▶ [WHAT THE TASK ASKS]: Once the pictures are set aside, print the records that follow exactly as written.
PROVIDED MATERIAL: Begin
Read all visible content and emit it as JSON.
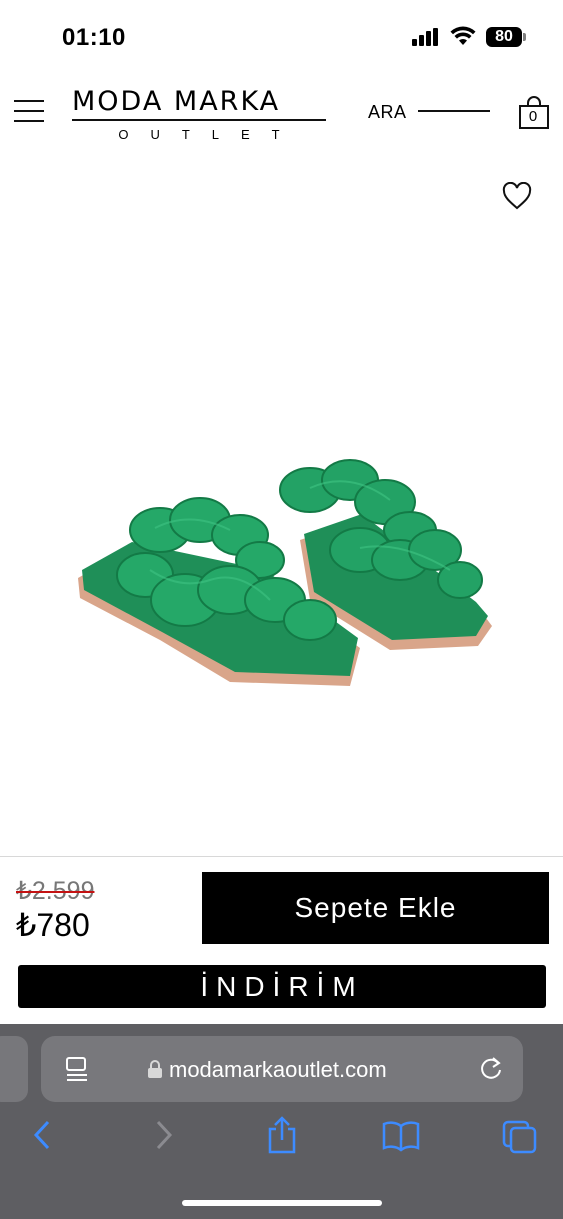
{
  "status_bar": {
    "time": "01:10",
    "battery": "80"
  },
  "header": {
    "logo_main": "MODA MARKA",
    "logo_sub": "OUTLET",
    "search_label": "ARA",
    "cart_count": "0"
  },
  "product": {
    "image": "green-braided-slide-sandals",
    "old_price": "₺2.599",
    "new_price": "₺780",
    "add_to_cart_label": "Sepete Ekle",
    "sale_label": "İNDİRİM"
  },
  "browser": {
    "url": "modamarkaoutlet.com"
  },
  "colors": {
    "accent": "#000000",
    "product_green": "#1f9a5d",
    "sole": "#d9a58a",
    "strike": "#c41212",
    "browser_chrome": "#5e5e62",
    "browser_icon_blue": "#3d8bff"
  },
  "icons": {
    "menu": "hamburger-menu-icon",
    "cart": "shopping-bag-icon",
    "favorite": "heart-icon",
    "reader": "reader-mode-icon",
    "lock": "lock-icon",
    "reload": "reload-icon",
    "back": "back-chevron-icon",
    "forward": "forward-chevron-icon",
    "share": "share-icon",
    "bookmarks": "book-icon",
    "tabs": "tabs-icon"
  }
}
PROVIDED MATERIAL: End
▶ [ANSWER TO THE EXERCISE]:
Read all visible content and emit it as JSON.
{
  "status_bar": {
    "time": "01:10",
    "battery": "80"
  },
  "header": {
    "logo_main": "MODA MARKA",
    "logo_sub": "OUTLET",
    "search_label": "ARA",
    "cart_count": "0"
  },
  "product": {
    "image": "green-braided-slide-sandals",
    "old_price": "₺2.599",
    "new_price": "₺780",
    "add_to_cart_label": "Sepete Ekle",
    "sale_label": "İNDİRİM"
  },
  "browser": {
    "url": "modamarkaoutlet.com"
  },
  "colors": {
    "accent": "#000000",
    "product_green": "#1f9a5d",
    "sole": "#d9a58a",
    "strike": "#c41212",
    "browser_chrome": "#5e5e62",
    "browser_icon_blue": "#3d8bff"
  },
  "icons": {
    "menu": "hamburger-menu-icon",
    "cart": "shopping-bag-icon",
    "favorite": "heart-icon",
    "reader": "reader-mode-icon",
    "lock": "lock-icon",
    "reload": "reload-icon",
    "back": "back-chevron-icon",
    "forward": "forward-chevron-icon",
    "share": "share-icon",
    "bookmarks": "book-icon",
    "tabs": "tabs-icon"
  }
}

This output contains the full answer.